For the next two years Alex studied viticulture and enology at Santa Rosa Junior College, completed an internship at Kosta Browne Winery and Jemrose Vineyards. In 2011 he began working as a cellar assistant and was promoted to assistant winemaker at Vinify Wine Services where he worked with winemaker Russel Bevan. Later that year, Alex’s parents were thrilled when he assumed the reins as winemaker for Kanzler Family Vineyards.
Alex would also continue to work outside the family business for another couple of years—continually learning from accomplished winemakers in the community. In 2014 he began working exclusively for the family winery.
“My parents liked to joke they were “accidental” farmers, but they set a great example and it’s always been my intention to farm as responsibly as possible and to create the finest product for our customers,” explains Kanzler.
Today, Alex and his wife Breauna spend much of their time on the estate vineyard in the Sebastopol Hills where he grew up—Alex supervising farming, and Breauna overseeing the overnight Farm Stay experience, vineyard walks, and private tastings.
BIO: JAKE DUNN, PETALUMA
Outstanding Leader in Agricultural Education
Jake Dunn expressed his gratitude for this singular recognition, “Thank you for this award—it is an unexpected honor, and I am humbled to be recognized by the Sonoma County Harvest Fair.”

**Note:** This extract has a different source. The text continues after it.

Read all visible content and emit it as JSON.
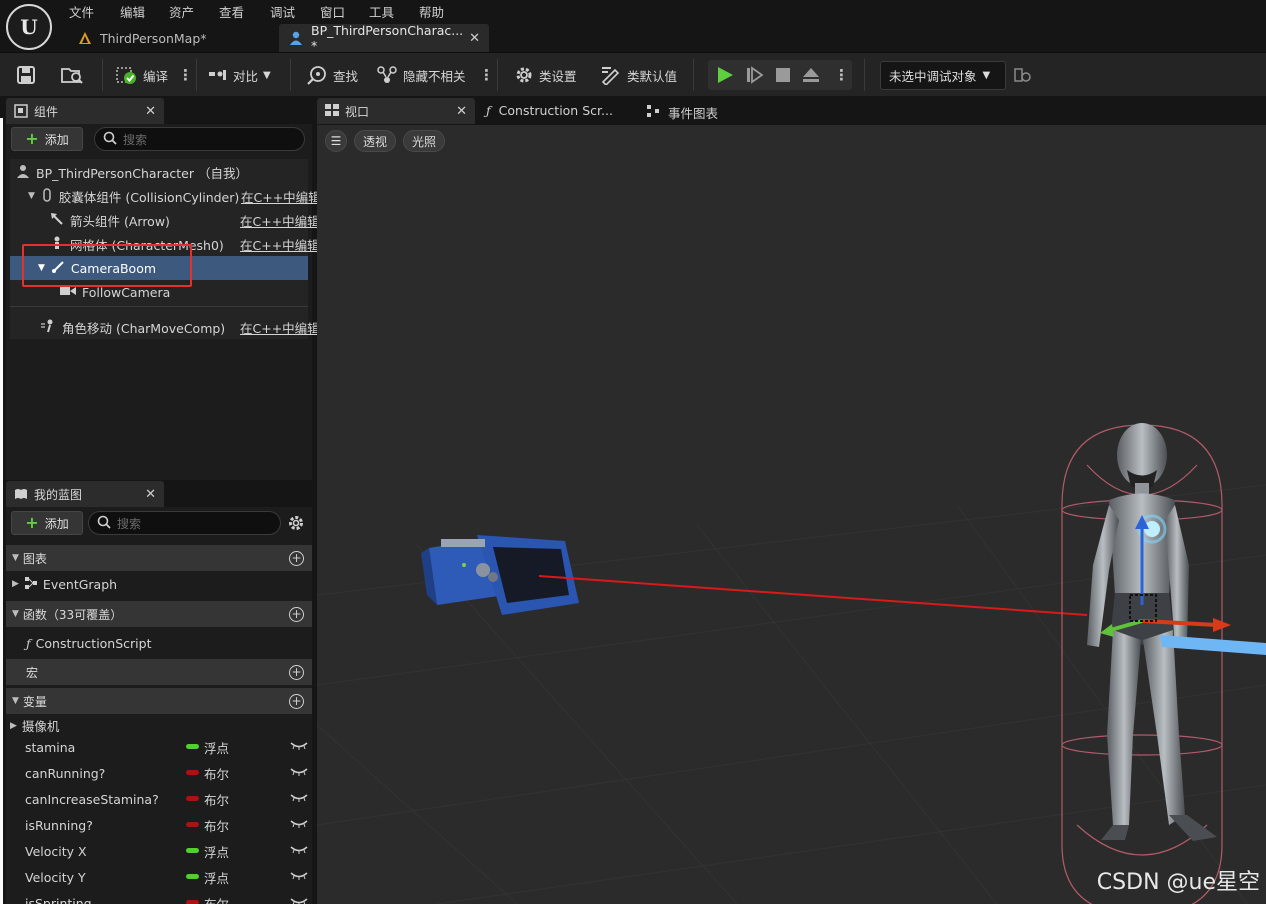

Jake has been an agriculture teacher at Petaluma High School since 2012 —the very same school he graduated from in 1994. He went on to Cal Poly, San Luis Obispo majoring in Agricultural Systems Management earning his bachelor’s degree in 1999. A teaching credential followed three years later, and he earned a master’s degree in Agricultural Sciences in 2006.

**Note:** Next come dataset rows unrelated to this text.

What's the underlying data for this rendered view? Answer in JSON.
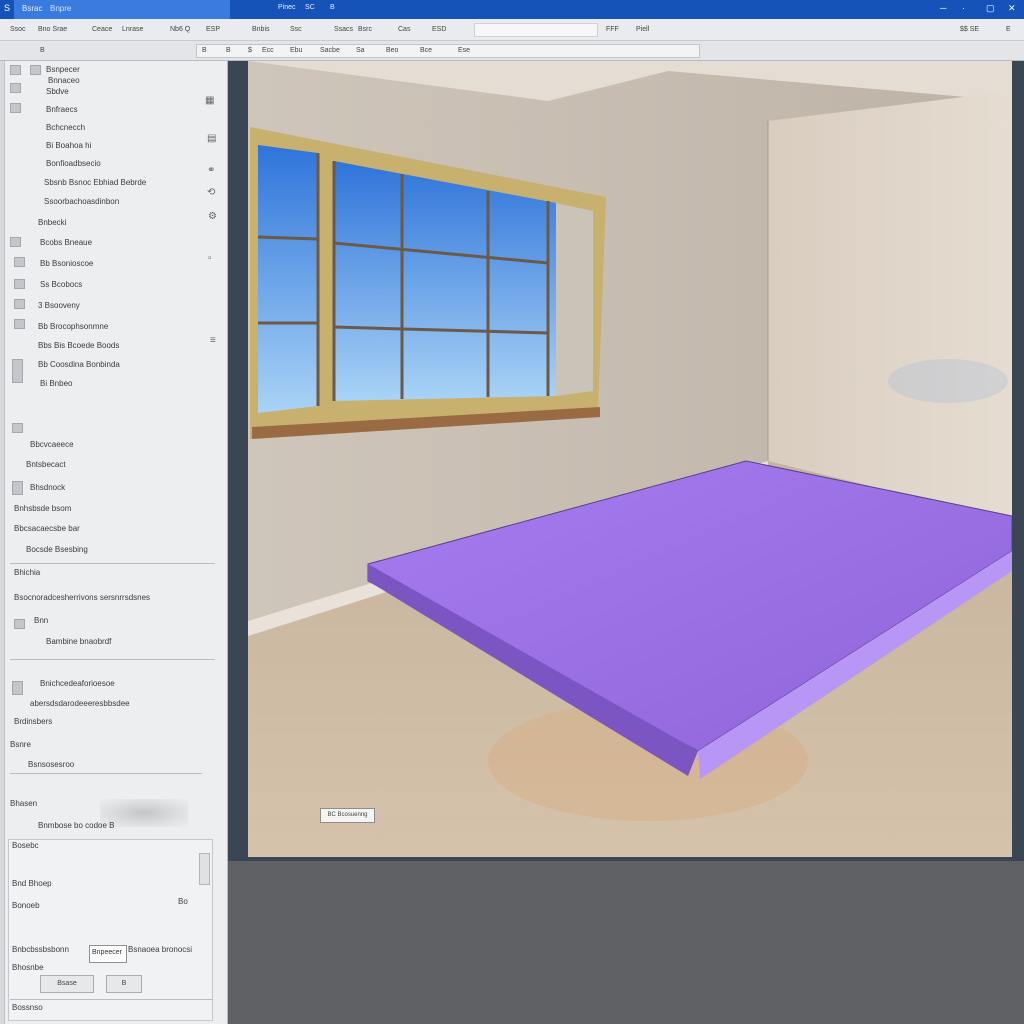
{
  "titlebar": {
    "app_icon": "S",
    "tab_1": "Bsrac",
    "tab_2": "Bnpre",
    "menu": [
      "Pinec",
      "SC",
      "B"
    ],
    "controls": [
      "─",
      "·",
      "▢",
      "✕"
    ]
  },
  "menubar": {
    "items": [
      "Ssoc",
      "Bno Srae",
      "Ceace",
      "Lnrase",
      "Nb6 Q",
      "ESP",
      "Bnbis",
      "Ssc",
      "Ssacs",
      "Bsrc",
      "Cas",
      "ESD",
      "FFF",
      "Piell",
      "$$ SE",
      "E"
    ]
  },
  "toolbar": {
    "items": [
      "B",
      "B",
      "B",
      "$",
      "Ecc",
      "Ebu",
      "Sacbe",
      "Sa",
      "Beo",
      "Bce",
      "Ese"
    ]
  },
  "left_panel": {
    "items": [
      "Bsnpecer",
      "Bnnaceo",
      "Sbdve",
      "Bnfraecs",
      "Bchcnecch",
      "Bi Boahoa hi",
      "Bonfioadbsecio",
      "Sbsnb Bsnoc Ebhiad Bebrde",
      "Ssoorbachoasdinbon",
      "Bnbecki",
      "Bcobs Bneaue",
      "Bb Bsonioscoe",
      "Ss Bcobocs",
      "3 Bsooveny",
      "Bb Brocophsonmne",
      "Bbs Bis Bcoede Boods",
      "Bb Coosdina Bonbinda",
      "Bi Bnbeo",
      "Bbcvcaeece",
      "Bntsbecact",
      "Bhsdnock",
      "Bnhsbsde bsom",
      "Bbcsacaecsbe bar",
      "Bocsde Bsesbing",
      "Bhichia",
      "Bsocnoradcesherrivons sersnrrsdsnes",
      "Bnn",
      "Bambine bnaobrdf",
      "Bnichcedeaforioesoe",
      "abersdsdarodeeeresbbsdee",
      "Brdinsbers",
      "Bsnre",
      "Bsnsosesroo",
      "Bhasen",
      "Bnmbose bo codoe B",
      "Bosebc",
      "Bnd Bhoep",
      "Bonoeb",
      "Bo",
      "Bnbcbssbsbonn",
      "Bsnaoea bronocsi",
      "Bhosnbe",
      "Bsase",
      "B",
      "Bossnso"
    ],
    "field_value": "Bnpeecer"
  },
  "viewport": {
    "view_label": "BC Bcosuenng"
  },
  "colors": {
    "titlebar": "#1553b8",
    "panel": "#eceef0",
    "viewport_frame": "#3b4654",
    "slab_purple": "#9a6ee2",
    "window_frame": "#c8b06e",
    "sky": "#4f93e6"
  }
}
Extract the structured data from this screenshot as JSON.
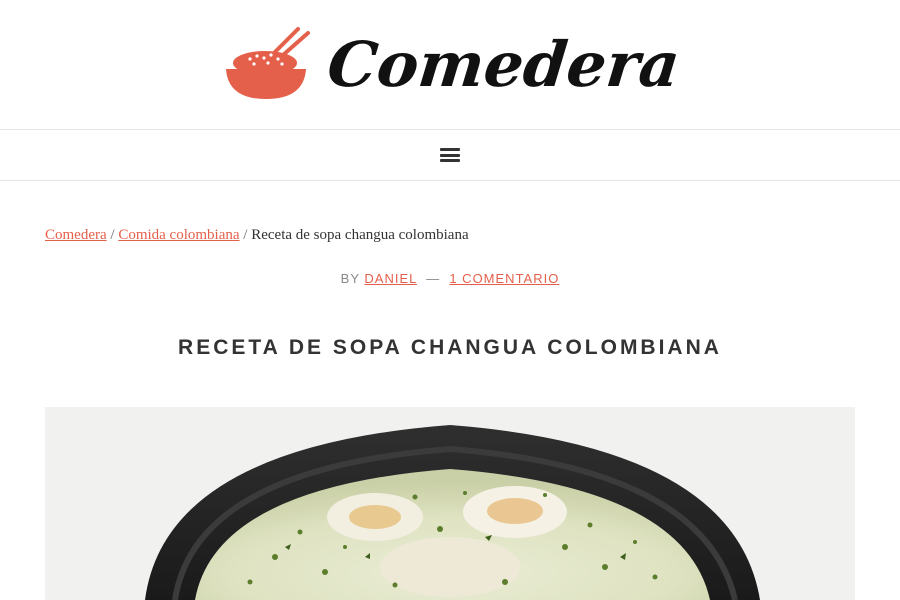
{
  "site": {
    "name": "Comedera"
  },
  "breadcrumb": {
    "home": "Comedera",
    "category": "Comida colombiana",
    "current": "Receta de sopa changua colombiana",
    "separator": "/"
  },
  "meta": {
    "by_label": "BY",
    "author": "DANIEL",
    "dash": "—",
    "comments": "1 COMENTARIO"
  },
  "article": {
    "title": "RECETA DE SOPA CHANGUA COLOMBIANA"
  },
  "colors": {
    "accent": "#e5604a",
    "text": "#333333",
    "muted": "#888888"
  },
  "icons": {
    "logo": "rice-bowl-chopsticks-icon",
    "menu": "hamburger-menu-icon"
  }
}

Jake began his teaching career at Orestimba High School in Newman and would also teach at J.H. Pitman High School in Turlock. During his time in the Central Valley, he met and married his wife Crystal and together they have three children, Trevor, Wyatt, and Addison. In 2012, Jake was humbled when he was offered his current position allowing him to return to Sonoma County and follow in the footsteps of his mentor Bill King.

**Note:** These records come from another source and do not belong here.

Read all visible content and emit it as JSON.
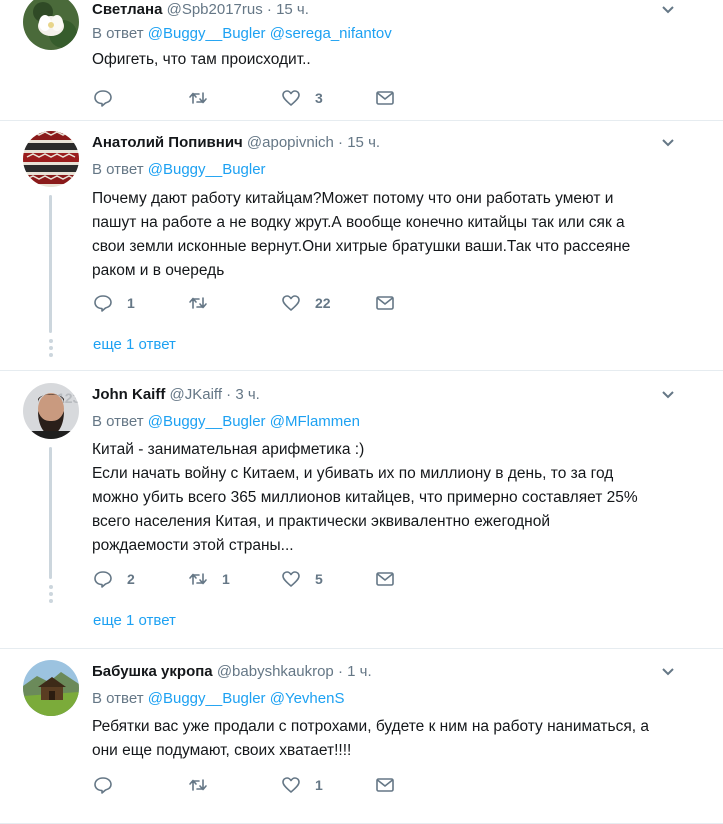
{
  "tweets": [
    {
      "name": "Светлана",
      "handle": "@Spb2017rus",
      "time": "15 ч.",
      "reply_prefix": "В ответ",
      "mentions": [
        "@Buggy__Bugler",
        "@serega_nifantov"
      ],
      "text": [
        "Офигеть, что там происходит.."
      ],
      "replies": "",
      "retweets": "",
      "likes": "3"
    },
    {
      "name": "Анатолий Попивнич",
      "handle": "@apopivnich",
      "time": "15 ч.",
      "reply_prefix": "В ответ",
      "mentions": [
        "@Buggy__Bugler"
      ],
      "text": [
        "Почему дают работу китайцам?Может потому что они работать умеют и",
        "пашут на работе а не водку жрут.А вообще конечно китайцы так или сяк а",
        "свои земли исконные вернут.Они хитрые братушки ваши.Так что рассеяне",
        "раком и в очередь"
      ],
      "replies": "1",
      "retweets": "",
      "likes": "22",
      "more": "еще 1 ответ"
    },
    {
      "name": "John Kaiff",
      "handle": "@JKaiff",
      "time": "3 ч.",
      "reply_prefix": "В ответ",
      "mentions": [
        "@Buggy__Bugler",
        "@MFlammen"
      ],
      "text": [
        "Китай - занимательная арифметика :)",
        "Если начать войну с Китаем, и убивать их по миллиону в день, то за год",
        "можно убить всего 365 миллионов китайцев, что примерно составляет 25%",
        "всего населения Китая, и практически эквивалентно ежегодной",
        "рождаемости этой страны..."
      ],
      "replies": "2",
      "retweets": "1",
      "likes": "5",
      "more": "еще 1 ответ"
    },
    {
      "name": "Бабушка укропа",
      "handle": "@babyshkaukrop",
      "time": "1 ч.",
      "reply_prefix": "В ответ",
      "mentions": [
        "@Buggy__Bugler",
        "@YevhenS"
      ],
      "text": [
        "Ребятки вас уже продали с потрохами, будете к ним на работу наниматься, а",
        "они еще подумают, своих хватает!!!!"
      ],
      "replies": "",
      "retweets": "",
      "likes": "1"
    }
  ],
  "colors": {
    "link": "#1da1f2",
    "muted": "#657786",
    "text": "#14171a",
    "border": "#e6ecf0"
  },
  "icons": [
    "reply-icon",
    "retweet-icon",
    "like-icon",
    "dm-icon",
    "chevron-down-icon"
  ]
}
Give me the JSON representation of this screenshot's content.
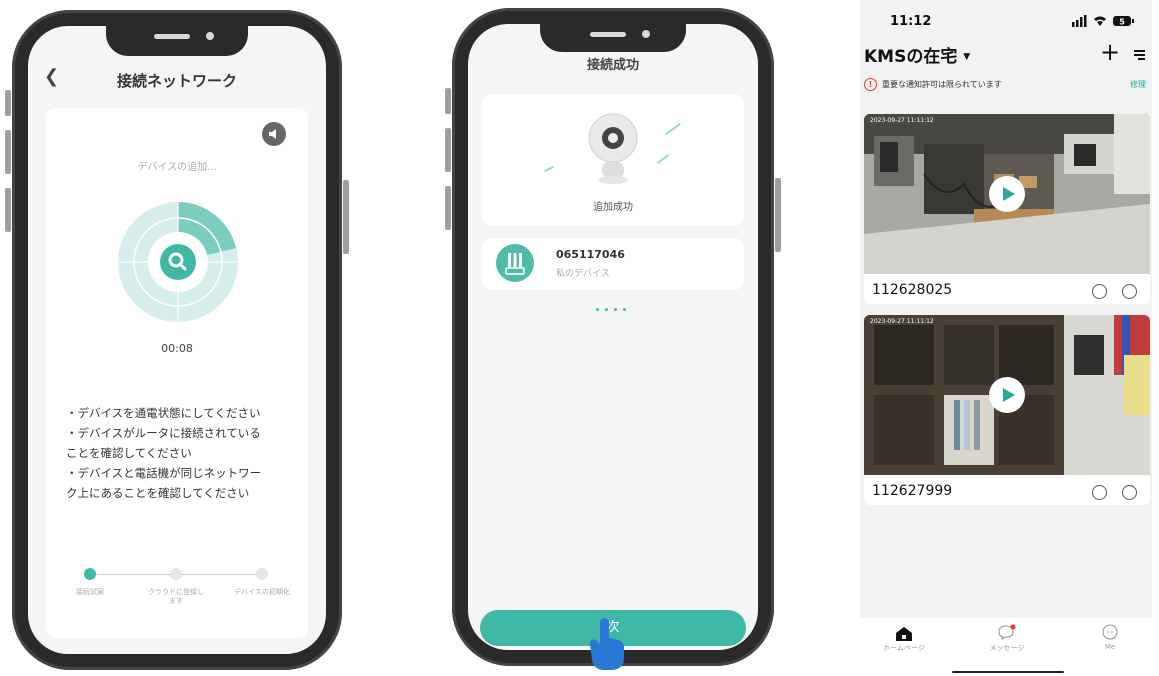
{
  "phone1": {
    "title": "接続ネットワーク",
    "back_icon": "chevron-left-icon",
    "sound_icon": "speaker-icon",
    "status": "デバイスの追加...",
    "search_icon": "search-icon",
    "timer": "00:08",
    "tips": [
      "・デバイスを通電状態にしてください",
      "・デバイスがルータに接続されている",
      "ことを確認してください",
      "・デバイスと電話機が同じネットワー",
      "ク上にあることを確認してください"
    ],
    "steps": [
      {
        "label": "接続試案"
      },
      {
        "label": "クラウドに登録します"
      },
      {
        "label": "デバイスの初期化"
      }
    ],
    "accent": "#3fb8a6"
  },
  "phone2": {
    "title": "接続成功",
    "success_label": "追加成功",
    "device_id": "065117046",
    "device_name": "私のデバイス",
    "next_label": "次"
  },
  "phone3": {
    "time": "11:12",
    "home_title": "KMSの在宅",
    "warning_text": "重要な通知許可は限られています",
    "fix_label": "修理",
    "cameras": [
      {
        "name": "112628025",
        "timestamp": "2023-09-27 11:11:12"
      },
      {
        "name": "112627999",
        "timestamp": "2023-09-27 11:11:12"
      }
    ],
    "tabs": [
      {
        "label": "ホームページ",
        "icon": "home-icon"
      },
      {
        "label": "メッセージ",
        "icon": "message-icon"
      },
      {
        "label": "Me",
        "icon": "profile-icon"
      }
    ],
    "accent": "#2ba79a",
    "warning_color": "#e53935"
  }
}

Coming from a non-agricultural background, Jake understands the need for more people to be knowledgeable and informed about the industry and uses his platform in the classroom to create if not better agriculturists, at least better consumers who understand the plight of the American farmer and rancher.
Jake has been active in the leadership of the California Agriculture Teachers’ Association serving as the state president in 2012, chairing the Vision 2030 campaign which sought to realign the delivery and relevance of agricultural education for the next generation. He has continued to serve the organization holding various leadership positions in the local section for the CATA. Jake is also a member of the California FFA Foundation Board and the Alvin James Hansen Foundation Board, both groups providing funding for the betterment of agricultural education at the state and local level.
During his tenure at Petaluma High School Jake has been able to hone in on the agricultural mechanics area, developing curriculum and assessments used statewide to certify student knowledge and competency in the areas of agricultural mechanics, welding and small engines through AgAlign, an industry based certification created in 2019. The students in his program are challenged with real world tasks using problem-based learning skills to design, fabricate and market projects through various channels including the Sonoma County Fair. Under his guidance, the Petaluma FFA has won the Outstanding FFA Ag Mechanics Group ten of the past twelve years. Jake has worked diligently to ensure that the Agricultural Mechanics Auction has had ample and quality projects to hit the auction block and highlight the efforts of those students who are not inclined to raise livestock. Many Petaluma FFA members have moved on to be successful in all aspects of life from creating their own businesses, leading successful lives as tradespeople and of course, farmers and ranchers.